Task brief: Each line that contains the word "title" is to be copied from the records below.

Website and app data records
☆ ☆ ☆

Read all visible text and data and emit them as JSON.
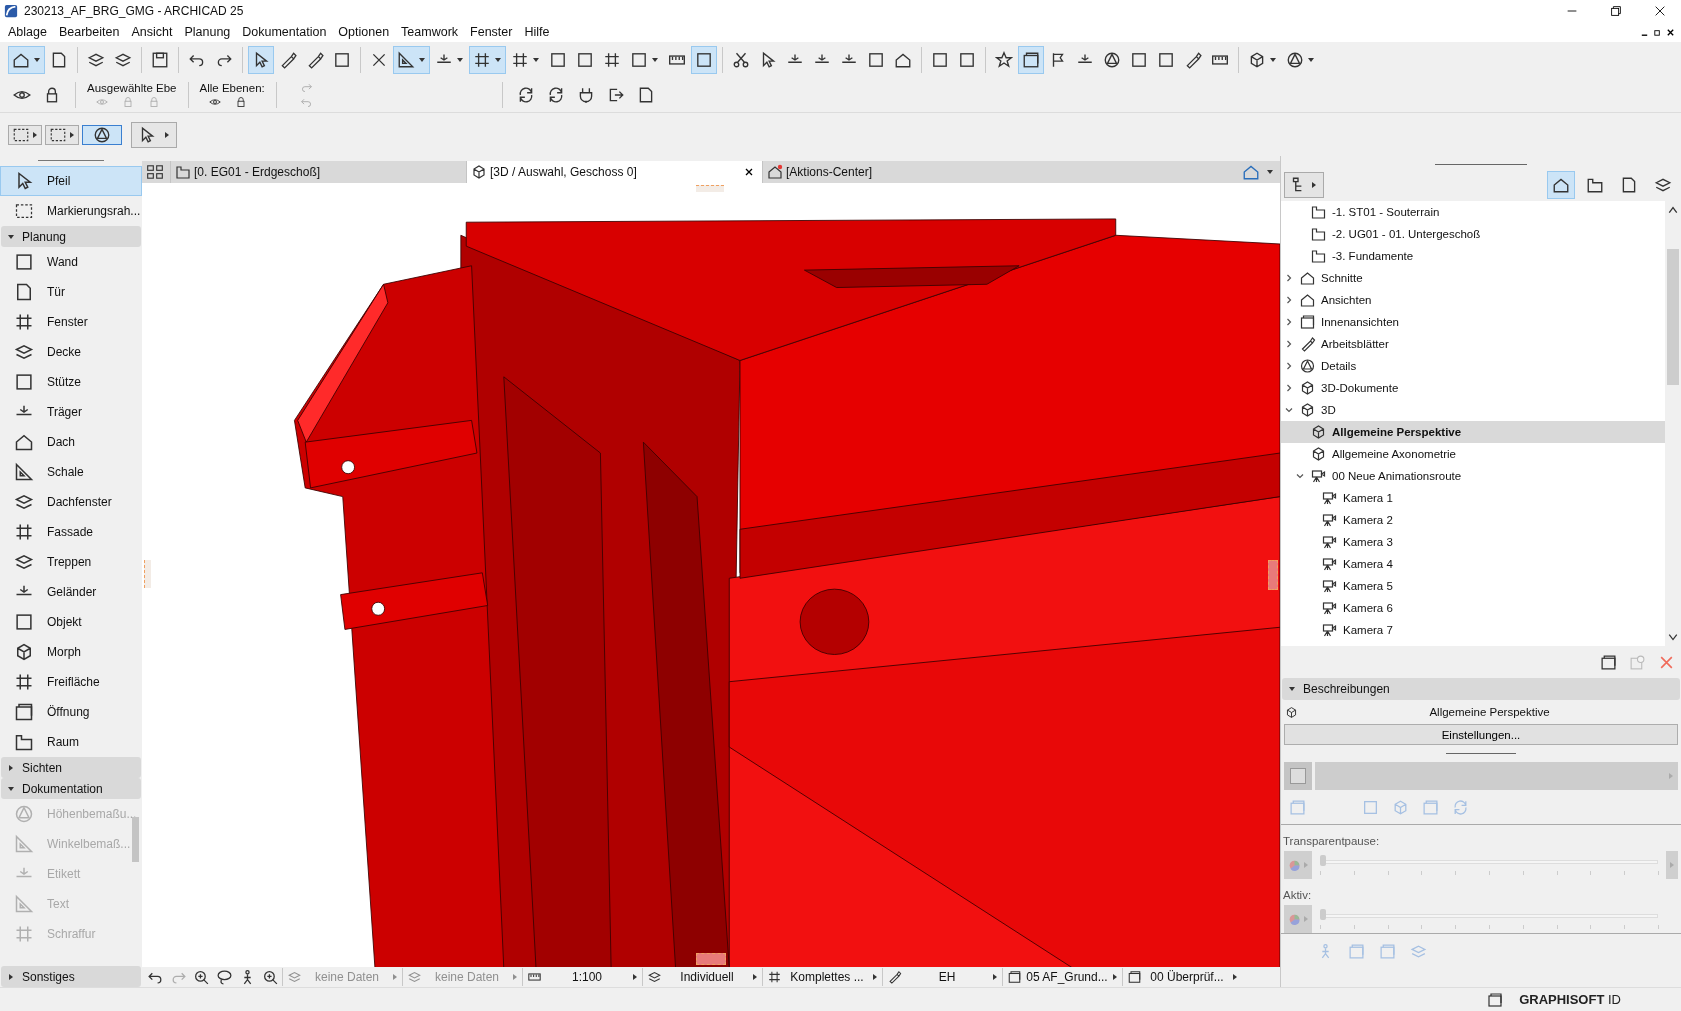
{
  "window": {
    "title": "230213_AF_BRG_GMG - ARCHICAD 25"
  },
  "menu": [
    "Ablage",
    "Bearbeiten",
    "Ansicht",
    "Planung",
    "Dokumentation",
    "Optionen",
    "Teamwork",
    "Fenster",
    "Hilfe"
  ],
  "toolbar_groups": [
    {
      "buttons": [
        {
          "selected": true,
          "dropdown": true
        },
        {
          "selected": false,
          "dropdown": false
        }
      ]
    },
    {
      "buttons": [
        {
          "selected": false,
          "dropdown": false
        },
        {
          "selected": false,
          "dropdown": false
        }
      ]
    },
    {
      "buttons": [
        {
          "selected": false,
          "dropdown": false
        }
      ]
    },
    {
      "buttons": [
        {
          "selected": false,
          "dropdown": false
        },
        {
          "selected": false,
          "dropdown": false
        }
      ]
    },
    {
      "buttons": [
        {
          "selected": true,
          "dropdown": false
        },
        {
          "selected": false,
          "dropdown": false
        },
        {
          "selected": false,
          "dropdown": false
        },
        {
          "selected": false,
          "dropdown": false
        }
      ]
    },
    {
      "buttons": [
        {
          "selected": false,
          "dropdown": false
        },
        {
          "selected": true,
          "dropdown": true
        },
        {
          "selected": false,
          "dropdown": true
        },
        {
          "selected": true,
          "dropdown": true
        },
        {
          "selected": false,
          "dropdown": true
        },
        {
          "selected": false,
          "dropdown": false
        },
        {
          "selected": false,
          "dropdown": false
        },
        {
          "selected": false,
          "dropdown": false
        },
        {
          "selected": false,
          "dropdown": true
        },
        {
          "selected": false,
          "dropdown": false
        },
        {
          "selected": true,
          "dropdown": false
        }
      ]
    },
    {
      "buttons": [
        {
          "selected": false,
          "dropdown": false
        },
        {
          "selected": false,
          "dropdown": false
        },
        {
          "selected": false,
          "dropdown": false
        },
        {
          "selected": false,
          "dropdown": false
        },
        {
          "selected": false,
          "dropdown": false
        },
        {
          "selected": false,
          "dropdown": false
        },
        {
          "selected": false,
          "dropdown": false
        }
      ]
    },
    {
      "buttons": [
        {
          "selected": false,
          "dropdown": false
        },
        {
          "selected": false,
          "dropdown": false
        }
      ]
    },
    {
      "buttons": [
        {
          "selected": false,
          "dropdown": false
        },
        {
          "selected": true,
          "dropdown": false
        },
        {
          "selected": false,
          "dropdown": false
        },
        {
          "selected": false,
          "dropdown": false
        },
        {
          "selected": false,
          "dropdown": false
        },
        {
          "selected": false,
          "dropdown": false
        },
        {
          "selected": false,
          "dropdown": false
        },
        {
          "selected": false,
          "dropdown": false
        },
        {
          "selected": false,
          "dropdown": false
        }
      ]
    },
    {
      "buttons": [
        {
          "selected": false,
          "dropdown": true
        },
        {
          "selected": false,
          "dropdown": true
        }
      ]
    }
  ],
  "layer_bar": {
    "labels": [
      "Ausgewählte Ebe",
      "Alle Ebenen:"
    ]
  },
  "selection_bar": [
    {
      "selected": false
    },
    {
      "selected": false
    },
    {
      "selected": true
    },
    {
      "selected": false
    }
  ],
  "toolbox": {
    "top": [
      {
        "label": "Pfeil",
        "selected": true
      },
      {
        "label": "Markierungsrah...",
        "selected": false
      }
    ],
    "sections": [
      {
        "title": "Planung",
        "expanded": true,
        "items": [
          {
            "label": "Wand",
            "selected": false,
            "disabled": false
          },
          {
            "label": "Tür",
            "selected": false,
            "disabled": false
          },
          {
            "label": "Fenster",
            "selected": false,
            "disabled": false
          },
          {
            "label": "Decke",
            "selected": false,
            "disabled": false
          },
          {
            "label": "Stütze",
            "selected": false,
            "disabled": false
          },
          {
            "label": "Träger",
            "selected": false,
            "disabled": false
          },
          {
            "label": "Dach",
            "selected": false,
            "disabled": false
          },
          {
            "label": "Schale",
            "selected": false,
            "disabled": false
          },
          {
            "label": "Dachfenster",
            "selected": false,
            "disabled": false
          },
          {
            "label": "Fassade",
            "selected": false,
            "disabled": false
          },
          {
            "label": "Treppen",
            "selected": false,
            "disabled": false
          },
          {
            "label": "Geländer",
            "selected": false,
            "disabled": false
          },
          {
            "label": "Objekt",
            "selected": false,
            "disabled": false
          },
          {
            "label": "Morph",
            "selected": false,
            "disabled": false
          },
          {
            "label": "Freifläche",
            "selected": false,
            "disabled": false
          },
          {
            "label": "Öffnung",
            "selected": false,
            "disabled": false
          },
          {
            "label": "Raum",
            "selected": false,
            "disabled": false
          }
        ]
      },
      {
        "title": "Sichten",
        "expanded": false
      },
      {
        "title": "Dokumentation",
        "expanded": true,
        "items": [
          {
            "label": "Höhenbemaßu...",
            "selected": false,
            "disabled": true
          },
          {
            "label": "Winkelbemaß...",
            "selected": false,
            "disabled": true
          },
          {
            "label": "Etikett",
            "selected": false,
            "disabled": true
          },
          {
            "label": "Text",
            "selected": false,
            "disabled": true
          },
          {
            "label": "Schraffur",
            "selected": false,
            "disabled": true
          }
        ]
      },
      {
        "title": "Sonstiges",
        "expanded": false
      }
    ]
  },
  "tabs": [
    {
      "label": "[0. EG01 - Erdgeschoß]",
      "selected": false
    },
    {
      "label": "[3D / Auswahl, Geschoss 0]",
      "selected": true
    },
    {
      "label": "[Aktions-Center]",
      "selected": false
    }
  ],
  "status_bar": [
    {
      "label": "keine Daten",
      "disabled": true
    },
    {
      "label": "keine Daten",
      "disabled": true
    },
    {
      "label": "1:100",
      "disabled": false
    },
    {
      "label": "Individuell",
      "disabled": false
    },
    {
      "label": "Komplettes ...",
      "disabled": false
    },
    {
      "label": "EH",
      "disabled": false
    },
    {
      "label": "05 AF_Grund...",
      "disabled": false
    },
    {
      "label": "00 Überprüf...",
      "disabled": false
    }
  ],
  "navigator": {
    "modes": [
      {
        "selected": true
      },
      {
        "selected": false
      },
      {
        "selected": false
      },
      {
        "selected": false
      }
    ],
    "continued_children": [
      {
        "label": "-1. ST01 - Souterrain",
        "selected": false
      },
      {
        "label": "-2. UG01 - 01. Untergeschoß",
        "selected": false
      },
      {
        "label": "-3. Fundamente",
        "selected": false
      }
    ],
    "items": [
      {
        "label": "Schnitte",
        "expanded": false,
        "selected": false
      },
      {
        "label": "Ansichten",
        "expanded": false,
        "selected": false
      },
      {
        "label": "Innenansichten",
        "expanded": false,
        "selected": false
      },
      {
        "label": "Arbeitsblätter",
        "expanded": false,
        "selected": false
      },
      {
        "label": "Details",
        "expanded": false,
        "selected": false
      },
      {
        "label": "3D-Dokumente",
        "expanded": false,
        "selected": false
      },
      {
        "label": "3D",
        "expanded": true,
        "selected": false,
        "children": [
          {
            "label": "Allgemeine Perspektive",
            "selected": true
          },
          {
            "label": "Allgemeine Axonometrie",
            "selected": false
          },
          {
            "label": "00 Neue Animationsroute",
            "expanded": true,
            "selected": false,
            "children": [
              {
                "label": "Kamera 1",
                "selected": false
              },
              {
                "label": "Kamera 2",
                "selected": false
              },
              {
                "label": "Kamera 3",
                "selected": false
              },
              {
                "label": "Kamera 4",
                "selected": false
              },
              {
                "label": "Kamera 5",
                "selected": false
              },
              {
                "label": "Kamera 6",
                "selected": false
              },
              {
                "label": "Kamera 7",
                "selected": false
              }
            ]
          }
        ]
      }
    ]
  },
  "descriptions": {
    "title": "Beschreibungen",
    "expanded": true,
    "view_name": "Allgemeine Perspektive",
    "settings_button": "Einstellungen..."
  },
  "sliders": [
    {
      "label": "Transparentpause:",
      "level": 0
    },
    {
      "label": "Aktiv:",
      "level": 0
    }
  ],
  "footer": {
    "account": "**GRAPHISOFT** ID"
  }
}
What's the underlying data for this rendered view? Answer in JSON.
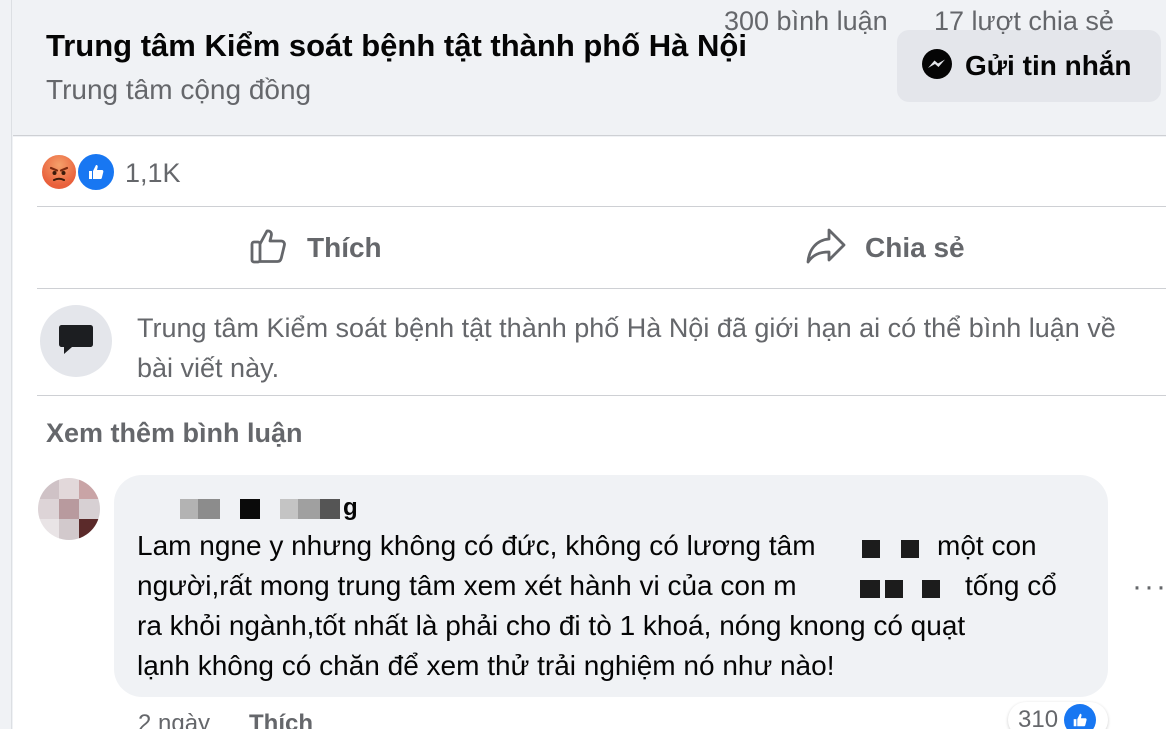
{
  "header": {
    "page_name": "Trung tâm Kiểm soát bệnh tật thành phố Hà Nội",
    "page_category": "Trung tâm cộng đồng",
    "message_button": "Gửi tin nhắn",
    "message_icon": "messenger-icon"
  },
  "post_stats": {
    "reaction_icons": [
      "angry-reaction-icon",
      "like-reaction-icon"
    ],
    "reaction_count": "1,1K",
    "comment_count": "300 bình luận",
    "share_count": "17 lượt chia sẻ"
  },
  "actions": {
    "like_label": "Thích",
    "share_label": "Chia sẻ"
  },
  "restriction_notice": "Trung tâm Kiểm soát bệnh tật thành phố Hà Nội đã giới hạn ai có thể bình luận về bài viết này.",
  "more_comments_label": "Xem thêm bình luận",
  "comment": {
    "author_visible_tail": "g",
    "text_line1": "Lam ngne y nhưng không có đức, không có lương tâm",
    "text_line1_end": "một con",
    "text_line2": "người,rất mong trung tâm xem xét hành vi của con m",
    "text_line2_end": "tống cổ",
    "text_line3": "ra khỏi ngành,tốt nhất là phải cho đi tò 1 khoá, nóng knong có quạt",
    "text_line4": "lạnh không có chăn để xem thử trải nghiệm nó như nào!",
    "time": "2 ngày",
    "like_label": "Thích",
    "reaction_count": "310",
    "more_options": "···"
  },
  "colors": {
    "accent_blue": "#1877f2",
    "secondary_text": "#65676b",
    "bubble_bg": "#f0f2f5",
    "button_bg": "#e4e6eb"
  }
}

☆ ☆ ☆

Result below:
    "title": "230213_AF_BRG_GMG - ARCHICAD 25"
        "title": "Planung",
        "title": "Sichten",
        "title": "Dokumentation",
        "title": "Sonstiges",
    "title": "Beschreibungen",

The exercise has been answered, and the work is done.